Yes, this is IRS thinking! And it's clear who the "you" is, anyone in the IRS's domain of discourse: US citizens and residents. So, the "you" is arbitrary. The thinking is about anyone in this universe of discourse.
Most importantly, notice that the conclusion really amounts to a universal generalization: "All who make more than four thousand dollars without filling income taxes will be prosecuted". From the IRS thinking, then, one can see how to derive a universal generalization: argue from statements about arbitrary individuals.
Let's see this in action within a derivation. To have a clear interpretation in mind, let
Mx: x makes more than four thousand dollars.
Then the IRS argument may be formalized as follows:
Let's do a derivation showing this to be valid. Begin with two applications of ^E.
We've substituted in with 'a', but of course we could have picked 'b', or 'c', or any name we might want to give for anything in the universe of discourse. (Hint: this will mean that 'a' is arbitrary!)
Now ask: what would happen if 'Ma&~Fa' is true, if some arbitrary individual both makes more than $4000 yet does not file? Consider the subderivation:
All this only goes to prove that '(Ma&~Fa)>Pa' is true -- a mere substitution instance of our goal. But wait, 'a' is arbitrary. Again, look where it comes from: lines 3 and 4. As far as this derivation is concerned, 'a' could be a name of anything. That's the idea behind ^I: we generalize from a particular instance, so long as the instance uses the arbitrary name.
So, the last two lines of our derivation will look like this:
Line 11 we understand in this way: "If an arbitrary person makes more than four thousand dollars but does not file, then he or she will be prosecuted". As long as 'a' is arbitrary, then, the step to line 12 makes sense.
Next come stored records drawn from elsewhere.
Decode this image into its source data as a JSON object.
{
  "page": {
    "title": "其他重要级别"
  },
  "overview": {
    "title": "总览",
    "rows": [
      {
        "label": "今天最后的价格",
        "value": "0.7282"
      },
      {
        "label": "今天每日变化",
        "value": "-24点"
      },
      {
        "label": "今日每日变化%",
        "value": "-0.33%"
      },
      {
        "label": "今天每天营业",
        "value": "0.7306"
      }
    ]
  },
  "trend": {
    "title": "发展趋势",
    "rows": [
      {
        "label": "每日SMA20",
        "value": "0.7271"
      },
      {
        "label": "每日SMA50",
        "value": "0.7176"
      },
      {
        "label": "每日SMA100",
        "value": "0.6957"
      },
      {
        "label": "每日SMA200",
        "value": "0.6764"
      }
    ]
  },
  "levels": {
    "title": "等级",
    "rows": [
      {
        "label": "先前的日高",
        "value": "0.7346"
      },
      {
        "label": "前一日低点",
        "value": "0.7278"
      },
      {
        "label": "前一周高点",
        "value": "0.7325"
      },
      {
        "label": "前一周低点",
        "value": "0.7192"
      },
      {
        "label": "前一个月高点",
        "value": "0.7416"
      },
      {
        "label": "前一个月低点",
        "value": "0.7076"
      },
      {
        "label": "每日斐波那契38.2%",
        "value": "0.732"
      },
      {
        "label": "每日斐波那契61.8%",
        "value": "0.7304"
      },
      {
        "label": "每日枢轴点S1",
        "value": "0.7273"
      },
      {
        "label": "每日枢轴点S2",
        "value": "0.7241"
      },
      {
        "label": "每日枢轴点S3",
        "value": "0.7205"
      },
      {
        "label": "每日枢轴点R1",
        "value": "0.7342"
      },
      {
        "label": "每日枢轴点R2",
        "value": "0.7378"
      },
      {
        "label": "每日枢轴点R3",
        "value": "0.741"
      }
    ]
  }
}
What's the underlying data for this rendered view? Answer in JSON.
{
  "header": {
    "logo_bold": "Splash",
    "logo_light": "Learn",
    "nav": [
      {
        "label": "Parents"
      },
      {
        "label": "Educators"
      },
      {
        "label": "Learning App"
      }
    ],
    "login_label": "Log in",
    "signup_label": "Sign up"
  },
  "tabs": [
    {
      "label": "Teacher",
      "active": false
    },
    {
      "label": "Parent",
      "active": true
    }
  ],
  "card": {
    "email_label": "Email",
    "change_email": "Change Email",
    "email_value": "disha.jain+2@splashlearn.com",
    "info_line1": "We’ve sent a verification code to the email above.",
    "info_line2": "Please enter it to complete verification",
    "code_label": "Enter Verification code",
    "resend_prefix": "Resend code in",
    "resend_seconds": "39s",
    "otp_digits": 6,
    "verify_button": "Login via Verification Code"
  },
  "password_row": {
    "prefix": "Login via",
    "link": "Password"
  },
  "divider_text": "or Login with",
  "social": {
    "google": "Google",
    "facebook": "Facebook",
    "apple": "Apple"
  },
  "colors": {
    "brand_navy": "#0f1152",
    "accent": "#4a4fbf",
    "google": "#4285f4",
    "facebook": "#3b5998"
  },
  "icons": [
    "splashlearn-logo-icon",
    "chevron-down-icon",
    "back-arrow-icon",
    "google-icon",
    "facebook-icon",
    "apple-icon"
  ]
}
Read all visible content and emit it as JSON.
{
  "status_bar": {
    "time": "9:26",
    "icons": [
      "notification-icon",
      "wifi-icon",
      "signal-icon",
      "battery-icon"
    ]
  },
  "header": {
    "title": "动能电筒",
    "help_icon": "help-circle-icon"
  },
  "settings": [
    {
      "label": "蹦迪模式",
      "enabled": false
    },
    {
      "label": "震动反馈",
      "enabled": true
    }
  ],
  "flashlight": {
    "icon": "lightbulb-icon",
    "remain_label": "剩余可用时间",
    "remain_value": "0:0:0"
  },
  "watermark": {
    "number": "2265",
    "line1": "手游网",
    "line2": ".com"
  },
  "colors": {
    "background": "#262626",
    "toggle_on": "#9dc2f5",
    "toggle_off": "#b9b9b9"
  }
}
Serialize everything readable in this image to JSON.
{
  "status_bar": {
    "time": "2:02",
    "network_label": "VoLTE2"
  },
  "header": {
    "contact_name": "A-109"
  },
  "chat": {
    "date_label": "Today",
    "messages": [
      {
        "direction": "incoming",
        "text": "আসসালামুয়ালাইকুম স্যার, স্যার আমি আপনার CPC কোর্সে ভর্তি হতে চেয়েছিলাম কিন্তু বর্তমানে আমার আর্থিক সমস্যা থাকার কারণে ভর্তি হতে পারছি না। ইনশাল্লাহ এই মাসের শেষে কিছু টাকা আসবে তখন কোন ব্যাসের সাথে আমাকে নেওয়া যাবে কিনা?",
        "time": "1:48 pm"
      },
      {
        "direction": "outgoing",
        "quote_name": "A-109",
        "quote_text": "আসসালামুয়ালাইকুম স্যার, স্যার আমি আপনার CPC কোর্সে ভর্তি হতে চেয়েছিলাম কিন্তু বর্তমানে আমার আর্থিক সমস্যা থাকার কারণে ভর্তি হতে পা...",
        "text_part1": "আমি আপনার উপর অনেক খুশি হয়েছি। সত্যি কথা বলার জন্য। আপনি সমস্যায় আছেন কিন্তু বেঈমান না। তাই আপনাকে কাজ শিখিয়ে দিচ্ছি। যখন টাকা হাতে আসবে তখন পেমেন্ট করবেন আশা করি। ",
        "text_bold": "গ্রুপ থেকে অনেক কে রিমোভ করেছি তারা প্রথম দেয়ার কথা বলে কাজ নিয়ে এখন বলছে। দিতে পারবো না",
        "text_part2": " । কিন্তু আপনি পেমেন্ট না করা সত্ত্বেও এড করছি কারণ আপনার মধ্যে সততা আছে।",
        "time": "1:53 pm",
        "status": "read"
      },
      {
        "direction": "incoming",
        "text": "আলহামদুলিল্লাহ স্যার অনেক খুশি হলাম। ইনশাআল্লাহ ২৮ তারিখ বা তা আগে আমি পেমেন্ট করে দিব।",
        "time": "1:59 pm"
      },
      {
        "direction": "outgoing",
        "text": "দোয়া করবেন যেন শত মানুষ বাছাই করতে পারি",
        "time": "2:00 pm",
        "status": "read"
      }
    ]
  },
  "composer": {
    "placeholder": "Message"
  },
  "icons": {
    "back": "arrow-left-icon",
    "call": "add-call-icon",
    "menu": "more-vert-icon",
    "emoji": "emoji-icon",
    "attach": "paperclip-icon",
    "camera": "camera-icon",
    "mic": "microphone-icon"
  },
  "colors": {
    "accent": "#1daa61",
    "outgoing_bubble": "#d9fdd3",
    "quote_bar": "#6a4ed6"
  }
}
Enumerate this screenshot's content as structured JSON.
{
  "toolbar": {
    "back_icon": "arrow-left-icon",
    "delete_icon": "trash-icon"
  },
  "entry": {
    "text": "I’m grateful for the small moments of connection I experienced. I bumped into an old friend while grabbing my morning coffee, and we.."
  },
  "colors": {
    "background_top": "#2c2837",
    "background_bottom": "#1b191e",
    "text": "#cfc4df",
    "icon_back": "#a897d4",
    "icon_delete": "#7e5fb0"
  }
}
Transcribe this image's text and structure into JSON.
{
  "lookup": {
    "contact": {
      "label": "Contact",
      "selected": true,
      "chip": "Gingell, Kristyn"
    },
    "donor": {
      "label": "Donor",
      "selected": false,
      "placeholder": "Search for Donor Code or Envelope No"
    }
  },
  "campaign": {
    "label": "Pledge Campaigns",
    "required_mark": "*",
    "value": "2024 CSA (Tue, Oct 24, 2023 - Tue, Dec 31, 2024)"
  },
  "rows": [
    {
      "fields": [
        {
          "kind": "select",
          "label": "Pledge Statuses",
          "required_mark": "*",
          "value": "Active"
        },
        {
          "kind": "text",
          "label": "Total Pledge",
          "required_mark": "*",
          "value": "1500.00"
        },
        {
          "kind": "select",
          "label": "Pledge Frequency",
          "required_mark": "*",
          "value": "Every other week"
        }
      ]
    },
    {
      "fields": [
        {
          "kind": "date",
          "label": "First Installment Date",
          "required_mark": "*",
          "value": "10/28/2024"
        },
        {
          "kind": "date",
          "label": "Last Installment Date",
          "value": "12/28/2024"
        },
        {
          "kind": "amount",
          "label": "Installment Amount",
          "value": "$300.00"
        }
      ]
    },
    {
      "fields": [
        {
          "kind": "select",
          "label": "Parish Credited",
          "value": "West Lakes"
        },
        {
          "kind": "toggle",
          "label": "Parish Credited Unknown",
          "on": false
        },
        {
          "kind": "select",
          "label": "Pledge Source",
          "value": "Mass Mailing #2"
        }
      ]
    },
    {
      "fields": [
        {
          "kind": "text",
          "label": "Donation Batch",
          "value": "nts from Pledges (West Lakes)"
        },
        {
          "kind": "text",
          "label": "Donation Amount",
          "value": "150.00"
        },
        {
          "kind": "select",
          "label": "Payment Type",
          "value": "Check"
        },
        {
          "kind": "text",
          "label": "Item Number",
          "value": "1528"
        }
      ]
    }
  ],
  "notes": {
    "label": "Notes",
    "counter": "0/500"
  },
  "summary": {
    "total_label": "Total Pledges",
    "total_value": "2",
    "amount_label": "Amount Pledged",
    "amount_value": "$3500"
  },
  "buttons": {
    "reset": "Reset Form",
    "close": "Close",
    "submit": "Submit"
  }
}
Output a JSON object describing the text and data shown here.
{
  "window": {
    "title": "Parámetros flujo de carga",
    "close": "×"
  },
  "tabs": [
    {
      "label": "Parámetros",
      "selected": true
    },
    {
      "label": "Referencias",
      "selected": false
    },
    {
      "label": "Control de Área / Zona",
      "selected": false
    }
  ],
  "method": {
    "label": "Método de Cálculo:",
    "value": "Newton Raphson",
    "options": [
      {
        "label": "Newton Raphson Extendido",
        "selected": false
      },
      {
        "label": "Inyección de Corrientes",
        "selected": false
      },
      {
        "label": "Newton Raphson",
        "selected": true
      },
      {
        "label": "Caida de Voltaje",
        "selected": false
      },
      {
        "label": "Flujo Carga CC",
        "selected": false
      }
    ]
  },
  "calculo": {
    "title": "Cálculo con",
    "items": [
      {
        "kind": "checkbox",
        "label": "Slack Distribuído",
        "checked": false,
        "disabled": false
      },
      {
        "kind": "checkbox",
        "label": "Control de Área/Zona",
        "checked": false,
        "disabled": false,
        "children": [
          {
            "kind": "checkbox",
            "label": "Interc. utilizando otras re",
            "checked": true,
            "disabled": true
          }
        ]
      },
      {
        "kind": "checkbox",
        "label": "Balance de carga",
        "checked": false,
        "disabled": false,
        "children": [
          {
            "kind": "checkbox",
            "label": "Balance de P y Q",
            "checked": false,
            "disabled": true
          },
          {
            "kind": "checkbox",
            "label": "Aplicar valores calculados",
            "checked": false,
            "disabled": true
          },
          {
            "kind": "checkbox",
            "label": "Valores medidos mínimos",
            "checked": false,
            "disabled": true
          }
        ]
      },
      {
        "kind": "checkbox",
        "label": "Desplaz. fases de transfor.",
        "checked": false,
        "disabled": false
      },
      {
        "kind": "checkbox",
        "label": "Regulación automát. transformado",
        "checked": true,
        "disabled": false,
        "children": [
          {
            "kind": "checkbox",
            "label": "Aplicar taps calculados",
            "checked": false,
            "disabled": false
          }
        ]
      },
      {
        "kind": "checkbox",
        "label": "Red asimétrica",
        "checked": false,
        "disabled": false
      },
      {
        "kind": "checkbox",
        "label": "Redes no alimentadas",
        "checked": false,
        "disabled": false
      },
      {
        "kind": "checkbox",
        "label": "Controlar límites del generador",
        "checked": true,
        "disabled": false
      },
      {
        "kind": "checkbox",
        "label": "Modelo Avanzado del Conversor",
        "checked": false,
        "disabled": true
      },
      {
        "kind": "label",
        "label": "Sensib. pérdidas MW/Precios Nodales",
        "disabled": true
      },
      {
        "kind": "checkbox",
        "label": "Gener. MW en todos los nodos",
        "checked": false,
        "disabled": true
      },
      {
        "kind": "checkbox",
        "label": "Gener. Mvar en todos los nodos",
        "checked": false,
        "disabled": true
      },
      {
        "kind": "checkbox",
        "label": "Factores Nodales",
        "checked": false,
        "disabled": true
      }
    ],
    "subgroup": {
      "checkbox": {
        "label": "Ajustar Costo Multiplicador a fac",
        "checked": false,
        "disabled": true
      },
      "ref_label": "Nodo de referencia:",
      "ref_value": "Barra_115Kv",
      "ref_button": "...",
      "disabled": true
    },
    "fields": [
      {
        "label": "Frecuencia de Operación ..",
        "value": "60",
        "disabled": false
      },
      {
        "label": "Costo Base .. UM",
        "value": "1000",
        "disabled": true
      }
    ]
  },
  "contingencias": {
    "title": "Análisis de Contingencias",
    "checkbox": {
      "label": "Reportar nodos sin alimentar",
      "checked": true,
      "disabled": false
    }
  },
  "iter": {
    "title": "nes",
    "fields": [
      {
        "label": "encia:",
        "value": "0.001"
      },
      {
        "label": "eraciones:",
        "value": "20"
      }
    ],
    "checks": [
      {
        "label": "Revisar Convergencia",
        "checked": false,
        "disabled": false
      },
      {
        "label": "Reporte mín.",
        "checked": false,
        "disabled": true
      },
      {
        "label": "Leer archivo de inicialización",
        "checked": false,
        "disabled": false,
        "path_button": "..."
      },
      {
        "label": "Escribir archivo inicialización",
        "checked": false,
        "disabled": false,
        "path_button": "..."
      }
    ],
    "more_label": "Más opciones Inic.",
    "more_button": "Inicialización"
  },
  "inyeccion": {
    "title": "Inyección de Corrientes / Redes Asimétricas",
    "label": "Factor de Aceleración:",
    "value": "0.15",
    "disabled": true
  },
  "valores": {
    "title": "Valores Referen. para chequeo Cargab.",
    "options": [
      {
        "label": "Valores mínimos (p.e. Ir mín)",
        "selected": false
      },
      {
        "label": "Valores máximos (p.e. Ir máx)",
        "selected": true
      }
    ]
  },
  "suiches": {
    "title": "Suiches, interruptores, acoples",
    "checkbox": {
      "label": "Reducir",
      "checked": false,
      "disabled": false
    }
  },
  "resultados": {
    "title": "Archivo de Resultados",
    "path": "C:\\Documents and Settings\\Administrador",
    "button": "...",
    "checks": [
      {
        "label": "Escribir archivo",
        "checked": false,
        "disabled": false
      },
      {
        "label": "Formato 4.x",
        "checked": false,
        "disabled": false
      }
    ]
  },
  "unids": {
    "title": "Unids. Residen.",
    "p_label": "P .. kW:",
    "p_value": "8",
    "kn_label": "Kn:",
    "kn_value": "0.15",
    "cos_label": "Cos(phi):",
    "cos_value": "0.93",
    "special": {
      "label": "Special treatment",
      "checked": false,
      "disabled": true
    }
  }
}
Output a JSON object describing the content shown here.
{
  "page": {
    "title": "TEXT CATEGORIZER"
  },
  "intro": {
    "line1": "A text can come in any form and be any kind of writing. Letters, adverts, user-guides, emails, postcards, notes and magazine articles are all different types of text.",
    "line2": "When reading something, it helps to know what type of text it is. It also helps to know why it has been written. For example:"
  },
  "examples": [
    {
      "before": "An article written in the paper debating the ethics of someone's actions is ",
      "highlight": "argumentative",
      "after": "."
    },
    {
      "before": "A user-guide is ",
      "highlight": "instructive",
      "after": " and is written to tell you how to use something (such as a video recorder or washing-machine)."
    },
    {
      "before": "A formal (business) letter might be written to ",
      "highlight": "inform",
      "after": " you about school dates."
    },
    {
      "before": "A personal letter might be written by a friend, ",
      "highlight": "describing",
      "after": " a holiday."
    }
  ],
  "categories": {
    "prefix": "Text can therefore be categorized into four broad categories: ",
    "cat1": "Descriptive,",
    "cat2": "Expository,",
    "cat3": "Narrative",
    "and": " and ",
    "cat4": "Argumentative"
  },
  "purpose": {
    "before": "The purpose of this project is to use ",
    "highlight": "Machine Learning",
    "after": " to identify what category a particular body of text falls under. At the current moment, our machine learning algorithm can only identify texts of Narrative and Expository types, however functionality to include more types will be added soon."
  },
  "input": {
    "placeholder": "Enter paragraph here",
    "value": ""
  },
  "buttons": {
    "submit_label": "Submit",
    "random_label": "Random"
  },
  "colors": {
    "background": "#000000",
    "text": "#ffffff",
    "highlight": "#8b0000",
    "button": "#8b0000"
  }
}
As you see, this is exactly what we call ^I: the move from a substitution instance with arbitrary variable to the universally quantified sentence.
Now for the big question: How do we tell when a name is arbitrary? Our prescription is fairly simple: make sure the name does not occur in any premise or undischarged assumption and does not occur in the line derived by ^I. Here's the general formulation:
Notice the provisos! They make sure the constant instantiated in the output of the rule is arbitrary: it's not about some particular object described in premise, assumption or conclusion of the rule application.
Finally, it worth seeing how this rule should not be applied. (Let 'g' stand for George W. Bush, 'Mx' for "x is president", and 'Px' for "x is President.)
Obviously, just because George is male and president, one should not conclude that everyone is! Because 'g' occurs the premise of line 1, it follows that it does not count as arbitrary. (This is so because it fails to meet the first proviso. Can you think of an example that fails to be a proper application of the rule because it fails to meet the second proviso?)
Now, which of the following is correct? Look carefully and click on the derivation number of the correct application of ^I.